### [Data to process]
○ ○ ○

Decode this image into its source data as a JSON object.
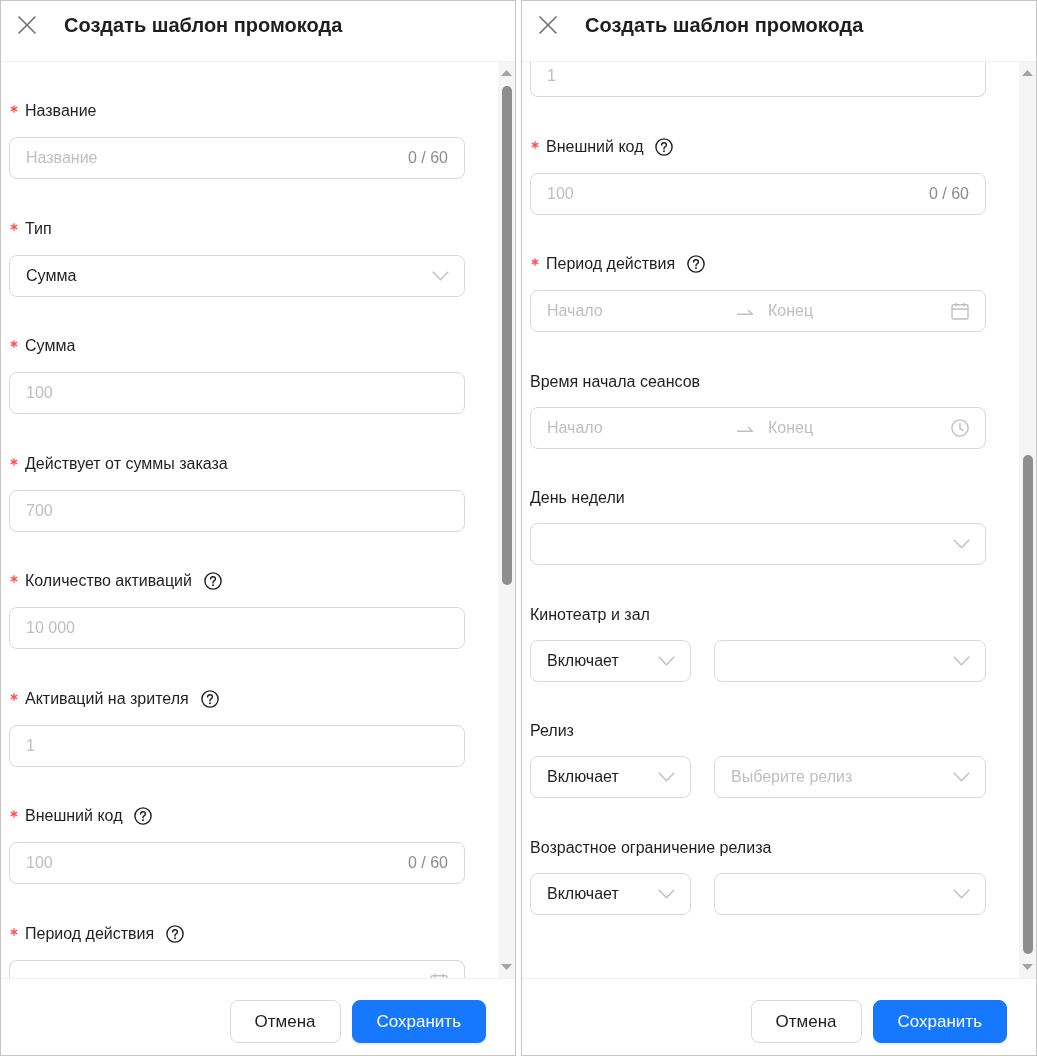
{
  "panels": [
    {
      "title": "Создать шаблон промокода",
      "scrolled": false,
      "fields": [
        {
          "kind": "text",
          "label": "Название",
          "required": true,
          "help": false,
          "placeholder": "Название",
          "counter": "0 / 60"
        },
        {
          "kind": "select",
          "label": "Тип",
          "required": true,
          "help": false,
          "value": "Сумма"
        },
        {
          "kind": "text",
          "label": "Сумма",
          "required": true,
          "help": false,
          "placeholder": "100"
        },
        {
          "kind": "text",
          "label": "Действует от суммы заказа",
          "required": true,
          "help": false,
          "placeholder": "700"
        },
        {
          "kind": "text",
          "label": "Количество активаций",
          "required": true,
          "help": true,
          "placeholder": "10 000"
        },
        {
          "kind": "text",
          "label": "Активаций на зрителя",
          "required": true,
          "help": true,
          "placeholder": "1"
        },
        {
          "kind": "text",
          "label": "Внешний код",
          "required": true,
          "help": true,
          "placeholder": "100",
          "counter": "0 / 60"
        },
        {
          "kind": "date-range-head",
          "label": "Период действия",
          "required": true,
          "help": true
        }
      ],
      "buttons": [
        {
          "label": "Отмена",
          "primary": false
        },
        {
          "label": "Сохранить",
          "primary": true
        }
      ]
    },
    {
      "title": "Создать шаблон промокода",
      "scrolled": true,
      "fields": [
        {
          "kind": "text-tail",
          "placeholder": "1"
        },
        {
          "kind": "text",
          "label": "Внешний код",
          "required": true,
          "help": true,
          "placeholder": "100",
          "counter": "0 / 60"
        },
        {
          "kind": "date-range",
          "label": "Период действия",
          "required": true,
          "help": true,
          "start_placeholder": "Начало",
          "end_placeholder": "Конец"
        },
        {
          "kind": "time-range",
          "label": "Время начала сеансов",
          "required": false,
          "help": false,
          "start_placeholder": "Начало",
          "end_placeholder": "Конец"
        },
        {
          "kind": "select",
          "label": "День недели",
          "required": false,
          "help": false
        },
        {
          "kind": "pair",
          "label": "Кинотеатр и зал",
          "required": false,
          "help": false,
          "operator": "Включает"
        },
        {
          "kind": "pair",
          "label": "Релиз",
          "required": false,
          "help": false,
          "operator": "Включает",
          "placeholder": "Выберите релиз"
        },
        {
          "kind": "pair",
          "label": "Возрастное ограничение релиза",
          "required": false,
          "help": false,
          "operator": "Включает"
        }
      ],
      "buttons": [
        {
          "label": "Отмена",
          "primary": false
        },
        {
          "label": "Сохранить",
          "primary": true
        }
      ]
    }
  ]
}
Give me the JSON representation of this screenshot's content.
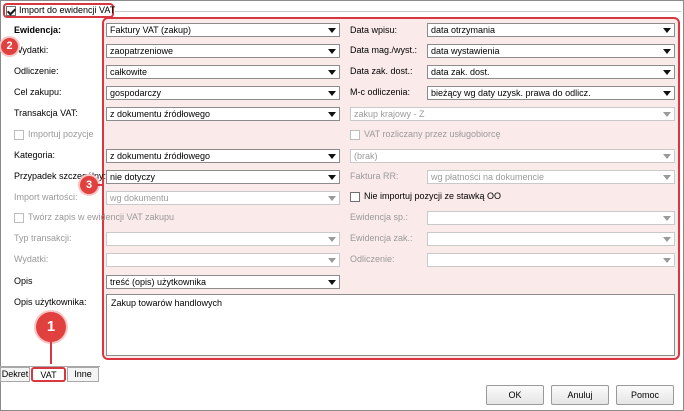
{
  "header": {
    "import_checkbox_label": "Import do ewidencji VAT",
    "import_checked": true
  },
  "left": {
    "ewidencja": {
      "label": "Ewidencja:",
      "value": "Faktury VAT (zakup)"
    },
    "wydatki": {
      "label": "Wydatki:",
      "value": "zaopatrzeniowe"
    },
    "odliczenie": {
      "label": "Odliczenie:",
      "value": "całkowite"
    },
    "cel_zakupu": {
      "label": "Cel zakupu:",
      "value": "gospodarczy"
    },
    "transakcja_vat": {
      "label": "Transakcja VAT:",
      "value": "z dokumentu źródłowego"
    },
    "importuj_pozycje": {
      "label": "Importuj pozycje"
    },
    "kategoria": {
      "label": "Kategoria:",
      "value": "z dokumentu źródłowego"
    },
    "przypadek": {
      "label": "Przypadek szczególny:",
      "value": "nie dotyczy"
    },
    "import_wartosci": {
      "label": "Import wartości:",
      "value": "wg dokumentu"
    },
    "tworz_zapis": {
      "label": "Twórz zapis w ewidencji VAT zakupu"
    },
    "typ_transakcji": {
      "label": "Typ transakcji:",
      "value": ""
    },
    "wydatki2": {
      "label": "Wydatki:",
      "value": ""
    },
    "opis": {
      "label": "Opis",
      "value": "treść (opis) użytkownika"
    },
    "opis_uzytkownika": {
      "label": "Opis użytkownika:",
      "value": "Zakup towarów handlowych"
    }
  },
  "right": {
    "data_wpisu": {
      "label": "Data wpisu:",
      "value": "data otrzymania"
    },
    "data_mag": {
      "label": "Data mag./wyst.:",
      "value": "data wystawienia"
    },
    "data_zak": {
      "label": "Data zak. dost.:",
      "value": "data zak. dost."
    },
    "mc_odliczenia": {
      "label": "M-c odliczenia:",
      "value": "bieżący wg daty uzysk. prawa do odlicz."
    },
    "zakup_krajowy": {
      "value": "zakup krajowy - Z"
    },
    "vat_rozliczany": {
      "label": "VAT rozliczany przez usługobiorcę"
    },
    "brak": {
      "value": "(brak)"
    },
    "faktura_rr": {
      "label": "Faktura RR:",
      "value": "wg płatności na dokumencie"
    },
    "nie_importuj": {
      "label": "Nie importuj pozycji ze stawką OO"
    },
    "ewidencja_sp": {
      "label": "Ewidencja sp.:",
      "value": ""
    },
    "ewidencja_zak": {
      "label": "Ewidencja zak.:",
      "value": ""
    },
    "odliczenie2": {
      "label": "Odliczenie:",
      "value": ""
    }
  },
  "tabs": [
    "Dekret",
    "VAT",
    "Inne"
  ],
  "buttons": {
    "ok": "OK",
    "cancel": "Anuluj",
    "help": "Pomoc"
  },
  "annotations": [
    "1",
    "2",
    "3"
  ],
  "colors": {
    "highlight": "#d9373f",
    "field_bg": "#fbeaea"
  }
}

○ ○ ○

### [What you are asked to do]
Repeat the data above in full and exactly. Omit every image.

### [Output of the exercise]
Decode this image into its source data as a JSON object.
{
  "panels": [
    {
      "title": "Создать шаблон промокода",
      "scrolled": false,
      "fields": [
        {
          "kind": "text",
          "label": "Название",
          "required": true,
          "help": false,
          "placeholder": "Название",
          "counter": "0 / 60"
        },
        {
          "kind": "select",
          "label": "Тип",
          "required": true,
          "help": false,
          "value": "Сумма"
        },
        {
          "kind": "text",
          "label": "Сумма",
          "required": true,
          "help": false,
          "placeholder": "100"
        },
        {
          "kind": "text",
          "label": "Действует от суммы заказа",
          "required": true,
          "help": false,
          "placeholder": "700"
        },
        {
          "kind": "text",
          "label": "Количество активаций",
          "required": true,
          "help": true,
          "placeholder": "10 000"
        },
        {
          "kind": "text",
          "label": "Активаций на зрителя",
          "required": true,
          "help": true,
          "placeholder": "1"
        },
        {
          "kind": "text",
          "label": "Внешний код",
          "required": true,
          "help": true,
          "placeholder": "100",
          "counter": "0 / 60"
        },
        {
          "kind": "date-range-head",
          "label": "Период действия",
          "required": true,
          "help": true
        }
      ],
      "buttons": [
        {
          "label": "Отмена",
          "primary": false
        },
        {
          "label": "Сохранить",
          "primary": true
        }
      ]
    },
    {
      "title": "Создать шаблон промокода",
      "scrolled": true,
      "fields": [
        {
          "kind": "text-tail",
          "placeholder": "1"
        },
        {
          "kind": "text",
          "label": "Внешний код",
          "required": true,
          "help": true,
          "placeholder": "100",
          "counter": "0 / 60"
        },
        {
          "kind": "date-range",
          "label": "Период действия",
          "required": true,
          "help": true,
          "start_placeholder": "Начало",
          "end_placeholder": "Конец"
        },
        {
          "kind": "time-range",
          "label": "Время начала сеансов",
          "required": false,
          "help": false,
          "start_placeholder": "Начало",
          "end_placeholder": "Конец"
        },
        {
          "kind": "select",
          "label": "День недели",
          "required": false,
          "help": false
        },
        {
          "kind": "pair",
          "label": "Кинотеатр и зал",
          "required": false,
          "help": false,
          "operator": "Включает"
        },
        {
          "kind": "pair",
          "label": "Релиз",
          "required": false,
          "help": false,
          "operator": "Включает",
          "placeholder": "Выберите релиз"
        },
        {
          "kind": "pair",
          "label": "Возрастное ограничение релиза",
          "required": false,
          "help": false,
          "operator": "Включает"
        }
      ],
      "buttons": [
        {
          "label": "Отмена",
          "primary": false
        },
        {
          "label": "Сохранить",
          "primary": true
        }
      ]
    }
  ]
}
Give me the JSON representation of this screenshot's content.
{
  "header": {
    "import_checkbox_label": "Import do ewidencji VAT",
    "import_checked": true
  },
  "left": {
    "ewidencja": {
      "label": "Ewidencja:",
      "value": "Faktury VAT (zakup)"
    },
    "wydatki": {
      "label": "Wydatki:",
      "value": "zaopatrzeniowe"
    },
    "odliczenie": {
      "label": "Odliczenie:",
      "value": "całkowite"
    },
    "cel_zakupu": {
      "label": "Cel zakupu:",
      "value": "gospodarczy"
    },
    "transakcja_vat": {
      "label": "Transakcja VAT:",
      "value": "z dokumentu źródłowego"
    },
    "importuj_pozycje": {
      "label": "Importuj pozycje"
    },
    "kategoria": {
      "label": "Kategoria:",
      "value": "z dokumentu źródłowego"
    },
    "przypadek": {
      "label": "Przypadek szczególny:",
      "value": "nie dotyczy"
    },
    "import_wartosci": {
      "label": "Import wartości:",
      "value": "wg dokumentu"
    },
    "tworz_zapis": {
      "label": "Twórz zapis w ewidencji VAT zakupu"
    },
    "typ_transakcji": {
      "label": "Typ transakcji:",
      "value": ""
    },
    "wydatki2": {
      "label": "Wydatki:",
      "value": ""
    },
    "opis": {
      "label": "Opis",
      "value": "treść (opis) użytkownika"
    },
    "opis_uzytkownika": {
      "label": "Opis użytkownika:",
      "value": "Zakup towarów handlowych"
    }
  },
  "right": {
    "data_wpisu": {
      "label": "Data wpisu:",
      "value": "data otrzymania"
    },
    "data_mag": {
      "label": "Data mag./wyst.:",
      "value": "data wystawienia"
    },
    "data_zak": {
      "label": "Data zak. dost.:",
      "value": "data zak. dost."
    },
    "mc_odliczenia": {
      "label": "M-c odliczenia:",
      "value": "bieżący wg daty uzysk. prawa do odlicz."
    },
    "zakup_krajowy": {
      "value": "zakup krajowy - Z"
    },
    "vat_rozliczany": {
      "label": "VAT rozliczany przez usługobiorcę"
    },
    "brak": {
      "value": "(brak)"
    },
    "faktura_rr": {
      "label": "Faktura RR:",
      "value": "wg płatności na dokumencie"
    },
    "nie_importuj": {
      "label": "Nie importuj pozycji ze stawką OO"
    },
    "ewidencja_sp": {
      "label": "Ewidencja sp.:",
      "value": ""
    },
    "ewidencja_zak": {
      "label": "Ewidencja zak.:",
      "value": ""
    },
    "odliczenie2": {
      "label": "Odliczenie:",
      "value": ""
    }
  },
  "tabs": [
    "Dekret",
    "VAT",
    "Inne"
  ],
  "buttons": {
    "ok": "OK",
    "cancel": "Anuluj",
    "help": "Pomoc"
  },
  "annotations": [
    "1",
    "2",
    "3"
  ],
  "colors": {
    "highlight": "#d9373f",
    "field_bg": "#fbeaea"
  }
}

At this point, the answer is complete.